Global environmental challenges
from James Pethokoukis:
As usual, Joel Kotkin nicely encapsulates the problem at hand:
Now the question is whether the president can refocus on jobs. This will take, among other things, backing off the economically ruinous climate change agenda. Even the most gullible economic development officials are beginning to realize that "green jobs" are no panacea. In fact, as evident in Spain, Germany and even Denmark, over-tough green legislation can destroy the productive capacity of the most enlightened industries. Similarly in green strongholds like California and Oregon, the mounting climate change jihad could slow and even explode the incipient recovery by imposing ever more draconian regulation on businesses that can choose to migrate to less onerous locales.
There are some hopeful signs of Obama's repositioning. His recent moves embracing nuclear power and off-shore oil drilling, however inadequate, show that he's at least trying to triangulate between the green purists and the unreconstructed despoilers. Some sort of moderated energy legislation--there's no way to get the more radical House version through the Senate--would reassure businesses and the public that the president has jobs as his No. 1 priority.
A trio of U.S. senators this week introduced a bill to spur solar manufacturing jobs in the United States.
Through additional tax credits, the legislation aims to encourage more U.S. companies to make solar equipment, creating jobs and building up the country’s clean energy economy.
The subtitle of Senate leader Harry Reid’s Monday clean energy conference was ‘jobs’ and the unofficial subtitle was: ouch!
Nevada exists on mining and gambling, and neither is doing too great at the moment.

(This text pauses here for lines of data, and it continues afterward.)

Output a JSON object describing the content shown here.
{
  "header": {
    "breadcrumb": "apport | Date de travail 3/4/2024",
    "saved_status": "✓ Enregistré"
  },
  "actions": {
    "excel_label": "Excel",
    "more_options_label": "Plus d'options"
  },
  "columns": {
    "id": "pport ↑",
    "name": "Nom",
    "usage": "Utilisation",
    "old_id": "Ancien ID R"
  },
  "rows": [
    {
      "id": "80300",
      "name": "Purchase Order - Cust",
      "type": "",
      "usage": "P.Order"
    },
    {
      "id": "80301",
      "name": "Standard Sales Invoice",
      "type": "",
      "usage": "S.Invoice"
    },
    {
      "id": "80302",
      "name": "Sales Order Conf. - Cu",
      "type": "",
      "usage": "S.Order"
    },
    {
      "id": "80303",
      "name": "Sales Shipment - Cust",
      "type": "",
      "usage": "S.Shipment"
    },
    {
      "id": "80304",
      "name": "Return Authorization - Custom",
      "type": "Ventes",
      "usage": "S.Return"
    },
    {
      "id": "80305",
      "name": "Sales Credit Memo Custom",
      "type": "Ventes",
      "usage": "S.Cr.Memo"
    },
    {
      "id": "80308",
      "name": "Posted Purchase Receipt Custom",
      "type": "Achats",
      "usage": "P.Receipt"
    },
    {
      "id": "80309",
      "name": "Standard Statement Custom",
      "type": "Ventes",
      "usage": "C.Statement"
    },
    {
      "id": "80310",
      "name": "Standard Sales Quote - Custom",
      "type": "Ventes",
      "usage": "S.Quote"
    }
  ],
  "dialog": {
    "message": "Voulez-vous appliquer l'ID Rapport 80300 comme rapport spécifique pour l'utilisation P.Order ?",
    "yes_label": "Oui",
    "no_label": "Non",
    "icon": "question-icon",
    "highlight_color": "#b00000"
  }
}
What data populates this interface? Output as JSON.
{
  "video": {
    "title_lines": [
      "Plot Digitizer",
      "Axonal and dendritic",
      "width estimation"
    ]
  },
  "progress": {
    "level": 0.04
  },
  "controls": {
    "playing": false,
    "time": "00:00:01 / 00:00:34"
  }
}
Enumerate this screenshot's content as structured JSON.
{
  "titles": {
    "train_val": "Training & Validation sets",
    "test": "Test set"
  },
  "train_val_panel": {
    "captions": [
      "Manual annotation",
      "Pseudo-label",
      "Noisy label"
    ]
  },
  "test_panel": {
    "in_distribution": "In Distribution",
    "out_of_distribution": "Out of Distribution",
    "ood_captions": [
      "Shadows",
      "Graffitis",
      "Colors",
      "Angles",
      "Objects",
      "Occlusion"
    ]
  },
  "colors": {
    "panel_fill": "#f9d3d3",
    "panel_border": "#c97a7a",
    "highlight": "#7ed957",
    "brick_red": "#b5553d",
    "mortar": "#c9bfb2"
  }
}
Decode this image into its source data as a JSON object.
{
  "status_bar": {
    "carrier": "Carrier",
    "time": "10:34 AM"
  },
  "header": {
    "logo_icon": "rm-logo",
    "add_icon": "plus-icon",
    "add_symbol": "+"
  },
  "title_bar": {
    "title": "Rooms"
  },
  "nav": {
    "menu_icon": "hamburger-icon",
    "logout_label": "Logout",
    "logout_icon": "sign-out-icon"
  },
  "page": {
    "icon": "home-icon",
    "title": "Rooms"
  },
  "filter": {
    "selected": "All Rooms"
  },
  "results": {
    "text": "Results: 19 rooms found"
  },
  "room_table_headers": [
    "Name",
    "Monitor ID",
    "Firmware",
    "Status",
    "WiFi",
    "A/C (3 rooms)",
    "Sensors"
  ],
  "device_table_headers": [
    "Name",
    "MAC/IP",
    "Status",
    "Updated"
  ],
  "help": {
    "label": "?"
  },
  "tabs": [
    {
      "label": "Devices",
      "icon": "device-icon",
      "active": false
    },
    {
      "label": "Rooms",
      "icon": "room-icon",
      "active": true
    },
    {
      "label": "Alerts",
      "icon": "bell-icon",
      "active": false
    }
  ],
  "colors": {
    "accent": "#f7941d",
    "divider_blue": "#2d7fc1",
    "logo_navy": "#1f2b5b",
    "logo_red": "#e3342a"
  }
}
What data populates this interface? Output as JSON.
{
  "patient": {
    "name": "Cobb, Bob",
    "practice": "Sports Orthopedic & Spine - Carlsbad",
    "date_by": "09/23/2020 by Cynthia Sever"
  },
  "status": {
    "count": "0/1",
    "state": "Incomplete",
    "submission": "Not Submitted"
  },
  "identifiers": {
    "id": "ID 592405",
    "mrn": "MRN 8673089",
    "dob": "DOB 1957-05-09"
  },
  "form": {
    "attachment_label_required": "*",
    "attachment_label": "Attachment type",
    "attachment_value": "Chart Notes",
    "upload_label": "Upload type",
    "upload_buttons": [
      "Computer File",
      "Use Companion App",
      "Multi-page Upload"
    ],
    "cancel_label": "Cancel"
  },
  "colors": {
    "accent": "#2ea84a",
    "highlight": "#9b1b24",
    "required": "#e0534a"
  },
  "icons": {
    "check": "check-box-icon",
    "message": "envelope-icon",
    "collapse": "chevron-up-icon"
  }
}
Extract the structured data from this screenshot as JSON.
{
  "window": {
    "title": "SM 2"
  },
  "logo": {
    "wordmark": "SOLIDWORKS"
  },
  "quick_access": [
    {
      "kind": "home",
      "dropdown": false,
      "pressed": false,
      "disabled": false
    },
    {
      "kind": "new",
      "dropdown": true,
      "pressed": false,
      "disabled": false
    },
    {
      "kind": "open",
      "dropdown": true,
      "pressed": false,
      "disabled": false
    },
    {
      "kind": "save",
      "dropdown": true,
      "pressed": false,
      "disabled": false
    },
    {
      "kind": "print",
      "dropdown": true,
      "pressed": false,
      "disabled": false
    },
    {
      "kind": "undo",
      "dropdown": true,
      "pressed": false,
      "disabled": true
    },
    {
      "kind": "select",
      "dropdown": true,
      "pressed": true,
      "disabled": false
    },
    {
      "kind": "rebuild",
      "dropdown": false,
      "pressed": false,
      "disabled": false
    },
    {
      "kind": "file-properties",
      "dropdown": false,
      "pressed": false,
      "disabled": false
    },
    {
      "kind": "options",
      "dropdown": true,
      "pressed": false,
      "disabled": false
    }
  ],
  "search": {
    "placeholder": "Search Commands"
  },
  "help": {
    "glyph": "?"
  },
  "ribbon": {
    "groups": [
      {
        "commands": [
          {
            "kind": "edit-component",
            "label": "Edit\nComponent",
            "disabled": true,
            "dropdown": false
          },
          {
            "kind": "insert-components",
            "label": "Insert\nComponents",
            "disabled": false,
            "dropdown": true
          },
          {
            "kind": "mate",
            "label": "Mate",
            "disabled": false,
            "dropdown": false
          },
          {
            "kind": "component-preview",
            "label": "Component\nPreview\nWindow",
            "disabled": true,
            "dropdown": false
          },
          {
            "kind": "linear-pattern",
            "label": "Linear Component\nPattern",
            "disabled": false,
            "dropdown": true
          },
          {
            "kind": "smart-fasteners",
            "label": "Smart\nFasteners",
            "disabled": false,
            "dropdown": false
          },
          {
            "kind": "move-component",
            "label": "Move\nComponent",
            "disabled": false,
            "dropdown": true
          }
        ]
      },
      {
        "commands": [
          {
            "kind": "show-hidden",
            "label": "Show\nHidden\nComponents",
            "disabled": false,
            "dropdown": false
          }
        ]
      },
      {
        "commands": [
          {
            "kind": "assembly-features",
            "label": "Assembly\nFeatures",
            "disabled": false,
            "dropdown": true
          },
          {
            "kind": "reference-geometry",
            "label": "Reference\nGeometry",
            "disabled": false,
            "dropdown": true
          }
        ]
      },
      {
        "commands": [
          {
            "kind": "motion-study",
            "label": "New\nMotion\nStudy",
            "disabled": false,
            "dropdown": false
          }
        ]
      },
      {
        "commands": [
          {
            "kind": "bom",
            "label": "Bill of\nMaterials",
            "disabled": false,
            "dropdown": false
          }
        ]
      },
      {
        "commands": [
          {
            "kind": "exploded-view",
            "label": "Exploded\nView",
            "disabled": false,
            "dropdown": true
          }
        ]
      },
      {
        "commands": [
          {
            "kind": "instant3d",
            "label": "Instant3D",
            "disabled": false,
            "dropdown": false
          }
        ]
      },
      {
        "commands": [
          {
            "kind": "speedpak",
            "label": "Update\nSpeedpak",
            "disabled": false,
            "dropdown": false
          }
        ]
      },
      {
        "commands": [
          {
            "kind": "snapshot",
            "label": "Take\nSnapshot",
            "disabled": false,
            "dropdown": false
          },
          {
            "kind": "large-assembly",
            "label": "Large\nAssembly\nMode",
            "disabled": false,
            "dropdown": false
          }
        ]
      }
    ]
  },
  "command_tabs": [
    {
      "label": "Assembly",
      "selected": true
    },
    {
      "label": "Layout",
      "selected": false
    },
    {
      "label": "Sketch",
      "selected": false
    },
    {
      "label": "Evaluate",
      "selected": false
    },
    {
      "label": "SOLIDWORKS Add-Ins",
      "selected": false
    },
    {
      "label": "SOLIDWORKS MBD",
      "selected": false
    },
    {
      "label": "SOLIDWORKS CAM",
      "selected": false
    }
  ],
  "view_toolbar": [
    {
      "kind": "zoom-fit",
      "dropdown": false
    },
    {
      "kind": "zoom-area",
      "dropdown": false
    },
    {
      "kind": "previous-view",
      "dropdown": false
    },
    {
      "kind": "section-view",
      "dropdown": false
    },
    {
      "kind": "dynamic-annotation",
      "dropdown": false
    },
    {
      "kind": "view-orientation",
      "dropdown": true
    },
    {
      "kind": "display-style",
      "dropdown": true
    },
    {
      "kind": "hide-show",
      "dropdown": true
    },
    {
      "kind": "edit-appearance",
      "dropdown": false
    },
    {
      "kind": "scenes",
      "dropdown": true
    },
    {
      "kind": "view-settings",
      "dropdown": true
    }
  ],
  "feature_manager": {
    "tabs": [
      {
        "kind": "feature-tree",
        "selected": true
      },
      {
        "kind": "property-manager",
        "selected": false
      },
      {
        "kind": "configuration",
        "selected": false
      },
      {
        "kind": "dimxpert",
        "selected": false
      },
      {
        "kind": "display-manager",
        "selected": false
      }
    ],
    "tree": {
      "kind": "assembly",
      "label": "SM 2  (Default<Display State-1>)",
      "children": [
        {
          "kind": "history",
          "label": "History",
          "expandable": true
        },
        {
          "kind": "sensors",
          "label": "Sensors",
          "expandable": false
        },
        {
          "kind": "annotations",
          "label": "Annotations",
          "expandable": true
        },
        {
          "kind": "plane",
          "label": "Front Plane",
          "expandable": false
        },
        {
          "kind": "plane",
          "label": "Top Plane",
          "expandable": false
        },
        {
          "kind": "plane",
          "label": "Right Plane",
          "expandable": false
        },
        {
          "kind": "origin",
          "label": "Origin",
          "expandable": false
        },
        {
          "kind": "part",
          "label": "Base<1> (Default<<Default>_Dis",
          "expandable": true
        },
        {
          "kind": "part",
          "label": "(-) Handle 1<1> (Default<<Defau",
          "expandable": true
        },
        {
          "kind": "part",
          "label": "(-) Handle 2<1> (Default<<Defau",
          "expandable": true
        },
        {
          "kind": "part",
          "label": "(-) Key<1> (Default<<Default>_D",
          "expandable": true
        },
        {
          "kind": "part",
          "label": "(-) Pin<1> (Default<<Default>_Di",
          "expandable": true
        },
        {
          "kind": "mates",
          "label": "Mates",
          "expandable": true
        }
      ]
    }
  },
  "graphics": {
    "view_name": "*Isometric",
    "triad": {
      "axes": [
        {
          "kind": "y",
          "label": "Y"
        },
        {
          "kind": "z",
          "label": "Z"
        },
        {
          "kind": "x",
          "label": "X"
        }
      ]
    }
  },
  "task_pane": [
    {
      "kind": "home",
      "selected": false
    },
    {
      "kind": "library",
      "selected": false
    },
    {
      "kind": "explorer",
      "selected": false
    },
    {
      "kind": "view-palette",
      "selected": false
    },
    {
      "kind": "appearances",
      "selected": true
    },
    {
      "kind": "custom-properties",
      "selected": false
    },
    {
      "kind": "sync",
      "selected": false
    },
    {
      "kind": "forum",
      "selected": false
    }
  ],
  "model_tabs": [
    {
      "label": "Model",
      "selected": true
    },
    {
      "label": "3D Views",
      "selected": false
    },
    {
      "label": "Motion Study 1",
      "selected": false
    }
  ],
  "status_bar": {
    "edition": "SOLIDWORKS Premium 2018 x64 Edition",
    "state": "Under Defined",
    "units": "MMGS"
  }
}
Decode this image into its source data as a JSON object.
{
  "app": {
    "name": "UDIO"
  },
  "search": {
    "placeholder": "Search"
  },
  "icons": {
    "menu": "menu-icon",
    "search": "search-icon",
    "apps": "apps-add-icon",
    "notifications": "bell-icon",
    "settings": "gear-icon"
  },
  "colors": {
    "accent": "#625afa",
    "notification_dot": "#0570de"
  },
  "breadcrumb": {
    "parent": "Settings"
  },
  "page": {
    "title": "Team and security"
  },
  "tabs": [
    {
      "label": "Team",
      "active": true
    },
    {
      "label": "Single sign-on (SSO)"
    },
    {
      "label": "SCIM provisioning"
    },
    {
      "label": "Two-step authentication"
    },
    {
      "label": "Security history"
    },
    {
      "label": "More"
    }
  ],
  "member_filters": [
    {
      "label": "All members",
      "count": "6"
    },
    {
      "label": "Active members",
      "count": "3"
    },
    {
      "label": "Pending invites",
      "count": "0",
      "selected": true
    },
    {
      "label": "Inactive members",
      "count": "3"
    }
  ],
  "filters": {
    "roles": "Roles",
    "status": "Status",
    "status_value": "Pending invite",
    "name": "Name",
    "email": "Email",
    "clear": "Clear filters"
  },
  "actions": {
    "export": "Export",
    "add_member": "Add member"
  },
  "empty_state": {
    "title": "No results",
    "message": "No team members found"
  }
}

So Vegas is chasing the money to green projects, envisioning solar photovoltaic and solar thermal plants popping up all over its desert to supply California and anyone else that wants clean power.
President Obama has promised to help create millions of new green jobs, saying that doing so will spur the U.S. economy toward recovery — and has held out Spain as having “surged ahead” of the rest of the world by investing in renewable energy.
But a new study of Spain’s renewable energy initiatives has found that creating green jobs actually destroys jobs in other sectors — and most of the time doesn’t lead to permanent employment.
California’s green jobs program is off to the races with $20 million in state and fed funds for a 20-month program for some 1,000 ‘at risk’ young adults. The California Green Corps will have a little of everything — green job training, a stipend, educational requirement and community service. Whether green industry, which is much more battered by the recession than many had hoped, will be able to hire when the government tap turns off is still a subject of debate. Governor Arnold Schwarzenegger sure hopes so.
The state has high hopes for green — the folding kind — from green — the environmentally friendly kind. The state’s fact sheet linked above suggests 114,000 jobs and $25.3 billion in additional annual revenue from California green policies. Forecasting is tough, though, and estimates of what California’s global warming legislation will mean to the economy have been savaged. The state is pushing ahead with policies to combat global warming while acknowledging the economy might force changes.
Are those green jobs Obama has been promising already on their way? Really?
Despite a weak global economy and all the gloom that has brought to the solar industry of late, two solar companies this week quietly bucked the trend by announcing new manufacturing plants here in the United States.
On Monday, Hemlock Semiconductor said it would invest up to $3 billion to expand U.S. production of polysilicon, the key raw material used to make solar cells and semiconductors. That will include $1.2 billion to build a new facility in Clarksville, Tennesee, and up to $1 billion to expand its current operations in Hemlock, Michigan. The company said the investment will create 800 permanent positions at the plants (and a few hundred more once Clarksville is expanded) and 1,800 construction jobs.